Sunday, August 10, 2014
Park Scientists, written by Mary Kay Carson and photographed by Tom Uhlman. Houghtom Mifflin Harcourt, Thomas Allen & Son, 2014. $ 24.99 ages 10 and up
Three American national parks are included in another in the acclaimed Scientists in the Field series: Yellowstone, Saguaro and Great Smoky Mountains. While scientists work to manage their natural resources, they also spend time studying the parks themselves.
Since they are all protected places, the work being done can be long-lasting and offers a clearer look at all that keeps them viable and productive. There are many scientists included, and they work together in collaborative projects that impact what we know about the parks themselves. Mary Kay Carson and Tom Uhlman worked with a geologist, a wildlife biologist, a herpetologist, an evolutionary ecologist, an entomologist and a park biologist. Together they coordinate their projects to make the most of what they are learning:
"Park scientists track numbers of bears, eagles, and sequoia trees. They monitor volcanoes, measure glaciers, and look after caves. Scientists in parks collect weather information, restore habitats, and oversee animal populations."
Their work is very important, and young scientists will be interested in knowing about it. Each section of the book begins with a greetings postcard to welcome you to the park in question, to give you a snapshot of the park itself, and also a list of websites where more information can be found. There are many reasons for visiting these remarkable places.
In Yellowstone, the geysers and grizzlies hold our attention. The welcome to Saguaro National Park suggests that rattlesnakes, hummingbirds, sunsets and huge stands of saguaro cactus provide excellent reasons for a visit. Citizen scientists (like you and me) volunteer to track Gila monsters and measure the famous cactus for which the park is named. Finally, the Smoky Mountains beckon. Here, salamanders and firefly shows attract visitors year after year.

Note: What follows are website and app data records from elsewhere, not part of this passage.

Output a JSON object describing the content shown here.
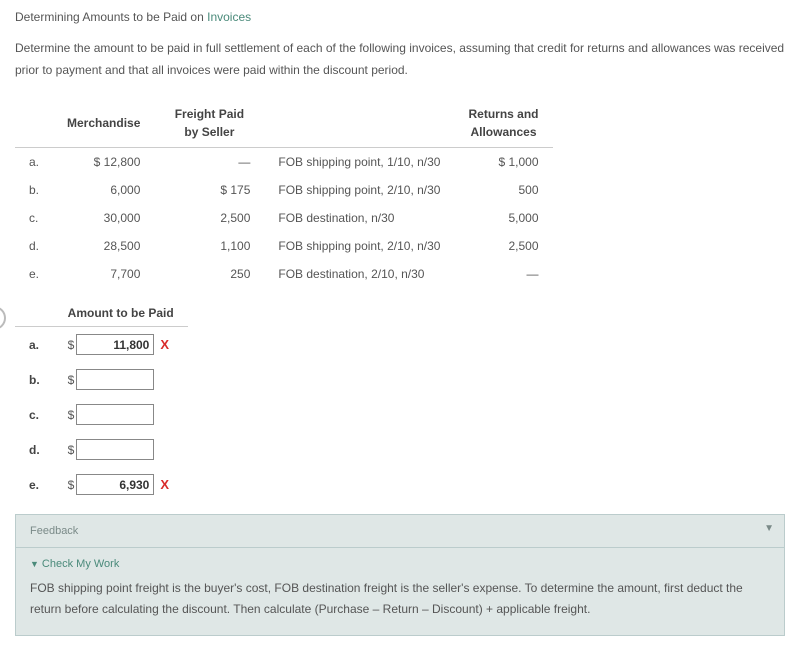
{
  "title_prefix": "Determining Amounts to be Paid on ",
  "title_link": "Invoices",
  "intro": "Determine the amount to be paid in full settlement of each of the following invoices, assuming that credit for returns and allowances was received prior to payment and that all invoices were paid within the discount period.",
  "headers": {
    "merchandise": "Merchandise",
    "freight": "Freight Paid by Seller",
    "terms": "",
    "returns": "Returns and Allowances"
  },
  "rows": [
    {
      "label": "a.",
      "merch": "$ 12,800",
      "freight": "—",
      "terms": "FOB shipping point, 1/10, n/30",
      "returns": "$ 1,000"
    },
    {
      "label": "b.",
      "merch": "6,000",
      "freight": "$ 175",
      "terms": "FOB shipping point, 2/10, n/30",
      "returns": "500"
    },
    {
      "label": "c.",
      "merch": "30,000",
      "freight": "2,500",
      "terms": "FOB destination, n/30",
      "returns": "5,000"
    },
    {
      "label": "d.",
      "merch": "28,500",
      "freight": "1,100",
      "terms": "FOB shipping point, 2/10, n/30",
      "returns": "2,500"
    },
    {
      "label": "e.",
      "merch": "7,700",
      "freight": "250",
      "terms": "FOB destination, 2/10, n/30",
      "returns": "—"
    }
  ],
  "amount_header": "Amount to be Paid",
  "answers": [
    {
      "label": "a.",
      "value": "11,800",
      "wrong": true
    },
    {
      "label": "b.",
      "value": "",
      "wrong": false
    },
    {
      "label": "c.",
      "value": "",
      "wrong": false
    },
    {
      "label": "d.",
      "value": "",
      "wrong": false
    },
    {
      "label": "e.",
      "value": "6,930",
      "wrong": true
    }
  ],
  "dollar": "$",
  "mark_x": "X",
  "feedback": {
    "title": "Feedback",
    "check": "Check My Work",
    "body": "FOB shipping point freight is the buyer's cost, FOB destination freight is the seller's expense. To determine the amount, first deduct the return before calculating the discount. Then calculate (Purchase – Return – Discount) + applicable freight."
  }
}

As is usual with this amazing series that spotlights research in so many scientific fields, the writing is conversational and explanatory; the clear, colorful photographs give us a closely observed feel for these wild, protected places. Bravo to those who work so diligently to do the research that makes a difference in the lives of those who read these books, and who encourage each of us to learn more that we ever thought possible.
"There are fireflies with yellow lights, orange flickering lights, white flashbulb lights, blue floating, glowing lights - and ones that don't light up at all. Some fireflies, like the synchronous, don't eat at all as adults, while others are voracious predators that hunt other insects, including other fireflies. Predator fireflies are the one with the bright white popping and greenish flashes."
Now, you know!